Rabia Kamara, a native of Silver Spring and owner of an ice cream parlor in Richmond, Va., Won the grand prize of $ 20,000 in a reality show contest Monday night.
Kamara was one of three finalists who appeared on Monday night’s episode of The Food Network’s “Ben & Jerry’s Clash of the Cones”. The show features ice cream “masters” competing for a prize of $ 20,000 and a featured spot at a Ben & Jerry’s Scoop store or event in the winner’s hometown.
Kamara, 32, started her business, Ruby Scoops Ice Cream & Sweets, more than six years ago as a small business in Washington, DC’s Union Kitchen, according to her LinkedIn profile. Previously, she attended Montgomery County’s culinary institution, L’Académie de Cuisine, which has since closed.
Kamara told Bethesda Beat on Wednesday that she became interested in cooking around the age of 8, when her mother gave her a cookbook from Ms. Field.
Kamara, who is black, said working with celebrity chef Carla Hall, who is also black, early in her career was an inspiration.
“She was the first person I saw on TV who looked like me cooking, so it definitely played a role in my decision to pursue this career,” she said.
Kamara has worked at a number of DC area restaurants including 8407 Kitchen Bar, Addie’s, Blacksalt, and Republic Takoma, some of which have since closed. It was when she was a pastry chef at Republic that Kamara wanted to get into ice cream as a business.
“There was a family that had two daughters to whom we served ice cream, three scoops per serving,” she said.
Each of the girls was supposed to get a scoop, Kamara said. But it didn’t work that way.
“One of the little girls was distracted by something and the other ate both of their ice creams, which caused her to collapse, which reminded me of those times in my childhood. At that point, I decided that I wanted to be a part of those moments for the families to come for a long time, ”she said.
Since November 2020, Kamara has been operating its physical store in Richmond, which has been successful, she said on Wednesday.
In April, she interviewed The Food Network for a spot on “Clash of the Cones” and was accepted within a week. Filming took place at the Ben & Jerry’s factory in Vermont the following month, she said.

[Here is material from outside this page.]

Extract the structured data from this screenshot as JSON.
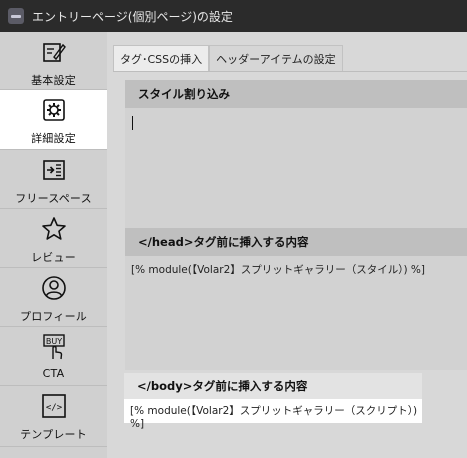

Kamara said one of her favorite things to do on the show was ‘resuscitating’ a flavor of Ben & Jerry’s Flavor Graveyard – a term referring to flavors no longer served by the company, which have become ‘dearly stripped’. “.
“It was cool because there were all six of us [contestants] and we got to see how everyone was approaching ice cream, ”she said.

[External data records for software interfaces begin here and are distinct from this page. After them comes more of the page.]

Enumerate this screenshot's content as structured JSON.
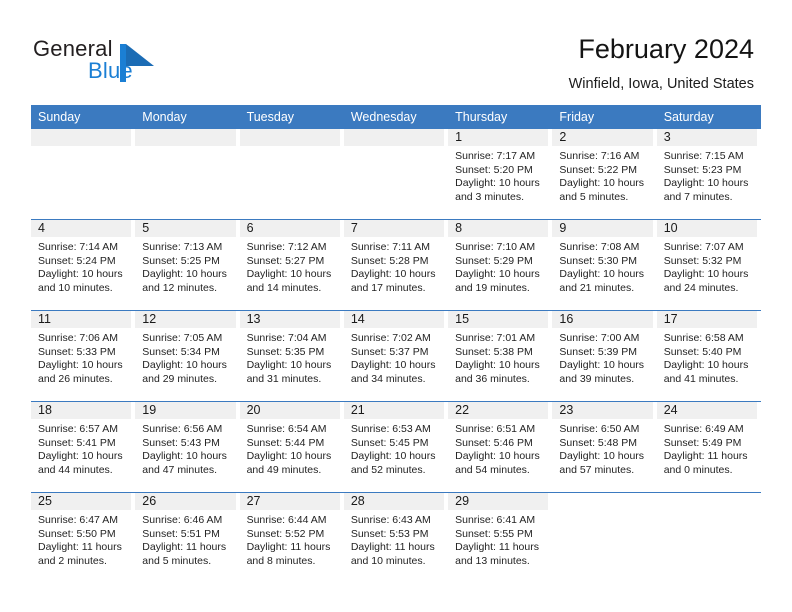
{
  "brand": {
    "name_part1": "General",
    "name_part2": "Blue",
    "accent_color": "#1b7fd4",
    "logo_icon": "triangle-flag-icon"
  },
  "header": {
    "title": "February 2024",
    "location": "Winfield, Iowa, United States"
  },
  "calendar": {
    "header_bg": "#3b7ac0",
    "daynum_band_bg": "#f0f0f0",
    "weekday_headers": [
      "Sunday",
      "Monday",
      "Tuesday",
      "Wednesday",
      "Thursday",
      "Friday",
      "Saturday"
    ],
    "weeks": [
      [
        {
          "day": "",
          "sunrise": "",
          "sunset": "",
          "daylight_line1": "",
          "daylight_line2": ""
        },
        {
          "day": "",
          "sunrise": "",
          "sunset": "",
          "daylight_line1": "",
          "daylight_line2": ""
        },
        {
          "day": "",
          "sunrise": "",
          "sunset": "",
          "daylight_line1": "",
          "daylight_line2": ""
        },
        {
          "day": "",
          "sunrise": "",
          "sunset": "",
          "daylight_line1": "",
          "daylight_line2": ""
        },
        {
          "day": "1",
          "sunrise": "Sunrise: 7:17 AM",
          "sunset": "Sunset: 5:20 PM",
          "daylight_line1": "Daylight: 10 hours",
          "daylight_line2": "and 3 minutes."
        },
        {
          "day": "2",
          "sunrise": "Sunrise: 7:16 AM",
          "sunset": "Sunset: 5:22 PM",
          "daylight_line1": "Daylight: 10 hours",
          "daylight_line2": "and 5 minutes."
        },
        {
          "day": "3",
          "sunrise": "Sunrise: 7:15 AM",
          "sunset": "Sunset: 5:23 PM",
          "daylight_line1": "Daylight: 10 hours",
          "daylight_line2": "and 7 minutes."
        }
      ],
      [
        {
          "day": "4",
          "sunrise": "Sunrise: 7:14 AM",
          "sunset": "Sunset: 5:24 PM",
          "daylight_line1": "Daylight: 10 hours",
          "daylight_line2": "and 10 minutes."
        },
        {
          "day": "5",
          "sunrise": "Sunrise: 7:13 AM",
          "sunset": "Sunset: 5:25 PM",
          "daylight_line1": "Daylight: 10 hours",
          "daylight_line2": "and 12 minutes."
        },
        {
          "day": "6",
          "sunrise": "Sunrise: 7:12 AM",
          "sunset": "Sunset: 5:27 PM",
          "daylight_line1": "Daylight: 10 hours",
          "daylight_line2": "and 14 minutes."
        },
        {
          "day": "7",
          "sunrise": "Sunrise: 7:11 AM",
          "sunset": "Sunset: 5:28 PM",
          "daylight_line1": "Daylight: 10 hours",
          "daylight_line2": "and 17 minutes."
        },
        {
          "day": "8",
          "sunrise": "Sunrise: 7:10 AM",
          "sunset": "Sunset: 5:29 PM",
          "daylight_line1": "Daylight: 10 hours",
          "daylight_line2": "and 19 minutes."
        },
        {
          "day": "9",
          "sunrise": "Sunrise: 7:08 AM",
          "sunset": "Sunset: 5:30 PM",
          "daylight_line1": "Daylight: 10 hours",
          "daylight_line2": "and 21 minutes."
        },
        {
          "day": "10",
          "sunrise": "Sunrise: 7:07 AM",
          "sunset": "Sunset: 5:32 PM",
          "daylight_line1": "Daylight: 10 hours",
          "daylight_line2": "and 24 minutes."
        }
      ],
      [
        {
          "day": "11",
          "sunrise": "Sunrise: 7:06 AM",
          "sunset": "Sunset: 5:33 PM",
          "daylight_line1": "Daylight: 10 hours",
          "daylight_line2": "and 26 minutes."
        },
        {
          "day": "12",
          "sunrise": "Sunrise: 7:05 AM",
          "sunset": "Sunset: 5:34 PM",
          "daylight_line1": "Daylight: 10 hours",
          "daylight_line2": "and 29 minutes."
        },
        {
          "day": "13",
          "sunrise": "Sunrise: 7:04 AM",
          "sunset": "Sunset: 5:35 PM",
          "daylight_line1": "Daylight: 10 hours",
          "daylight_line2": "and 31 minutes."
        },
        {
          "day": "14",
          "sunrise": "Sunrise: 7:02 AM",
          "sunset": "Sunset: 5:37 PM",
          "daylight_line1": "Daylight: 10 hours",
          "daylight_line2": "and 34 minutes."
        },
        {
          "day": "15",
          "sunrise": "Sunrise: 7:01 AM",
          "sunset": "Sunset: 5:38 PM",
          "daylight_line1": "Daylight: 10 hours",
          "daylight_line2": "and 36 minutes."
        },
        {
          "day": "16",
          "sunrise": "Sunrise: 7:00 AM",
          "sunset": "Sunset: 5:39 PM",
          "daylight_line1": "Daylight: 10 hours",
          "daylight_line2": "and 39 minutes."
        },
        {
          "day": "17",
          "sunrise": "Sunrise: 6:58 AM",
          "sunset": "Sunset: 5:40 PM",
          "daylight_line1": "Daylight: 10 hours",
          "daylight_line2": "and 41 minutes."
        }
      ],
      [
        {
          "day": "18",
          "sunrise": "Sunrise: 6:57 AM",
          "sunset": "Sunset: 5:41 PM",
          "daylight_line1": "Daylight: 10 hours",
          "daylight_line2": "and 44 minutes."
        },
        {
          "day": "19",
          "sunrise": "Sunrise: 6:56 AM",
          "sunset": "Sunset: 5:43 PM",
          "daylight_line1": "Daylight: 10 hours",
          "daylight_line2": "and 47 minutes."
        },
        {
          "day": "20",
          "sunrise": "Sunrise: 6:54 AM",
          "sunset": "Sunset: 5:44 PM",
          "daylight_line1": "Daylight: 10 hours",
          "daylight_line2": "and 49 minutes."
        },
        {
          "day": "21",
          "sunrise": "Sunrise: 6:53 AM",
          "sunset": "Sunset: 5:45 PM",
          "daylight_line1": "Daylight: 10 hours",
          "daylight_line2": "and 52 minutes."
        },
        {
          "day": "22",
          "sunrise": "Sunrise: 6:51 AM",
          "sunset": "Sunset: 5:46 PM",
          "daylight_line1": "Daylight: 10 hours",
          "daylight_line2": "and 54 minutes."
        },
        {
          "day": "23",
          "sunrise": "Sunrise: 6:50 AM",
          "sunset": "Sunset: 5:48 PM",
          "daylight_line1": "Daylight: 10 hours",
          "daylight_line2": "and 57 minutes."
        },
        {
          "day": "24",
          "sunrise": "Sunrise: 6:49 AM",
          "sunset": "Sunset: 5:49 PM",
          "daylight_line1": "Daylight: 11 hours",
          "daylight_line2": "and 0 minutes."
        }
      ],
      [
        {
          "day": "25",
          "sunrise": "Sunrise: 6:47 AM",
          "sunset": "Sunset: 5:50 PM",
          "daylight_line1": "Daylight: 11 hours",
          "daylight_line2": "and 2 minutes."
        },
        {
          "day": "26",
          "sunrise": "Sunrise: 6:46 AM",
          "sunset": "Sunset: 5:51 PM",
          "daylight_line1": "Daylight: 11 hours",
          "daylight_line2": "and 5 minutes."
        },
        {
          "day": "27",
          "sunrise": "Sunrise: 6:44 AM",
          "sunset": "Sunset: 5:52 PM",
          "daylight_line1": "Daylight: 11 hours",
          "daylight_line2": "and 8 minutes."
        },
        {
          "day": "28",
          "sunrise": "Sunrise: 6:43 AM",
          "sunset": "Sunset: 5:53 PM",
          "daylight_line1": "Daylight: 11 hours",
          "daylight_line2": "and 10 minutes."
        },
        {
          "day": "29",
          "sunrise": "Sunrise: 6:41 AM",
          "sunset": "Sunset: 5:55 PM",
          "daylight_line1": "Daylight: 11 hours",
          "daylight_line2": "and 13 minutes."
        },
        {
          "day": "",
          "sunrise": "",
          "sunset": "",
          "daylight_line1": "",
          "daylight_line2": ""
        },
        {
          "day": "",
          "sunrise": "",
          "sunset": "",
          "daylight_line1": "",
          "daylight_line2": ""
        }
      ]
    ]
  }
}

In the final, the three remaining competitors each created their own flavor.
Kamara’s winning entry on “Clash of the Cones” was “Bia’s Black Joy Sundae”, consisting of malty salty Dulce de Leche, vanilla with dark chocolate brownie chunks, blondie brownie chunks and “caramel d ‘seafood seasoning,’ according to the Food Network blog. .
Kamara explained on Wednesday that the flavor was meant to represent her identity, both as a person of color and as a Marylander.
“Growing up as a black person in this country, I experienced a lot of joy, but also a lot of pain because of the way this country was set up so that we weren’t necessarily successful. So a big part of the reason I make ice cream is to make sweet memories through sweet treats, but it’s especially important that people who look like me can experience a few moments of joy and peace with the ice cream, ”she said.
The Old Bay flavored caramel represented the Maryland aspect of the sundae, Kamara said.
The winning ice cream entrepreneur believes there is something about dessert that is universally part of the human experience.
“Ice cream is forever and we get hooked on it from a young age,” she said.
Dan Schere can be contacted at [email protected]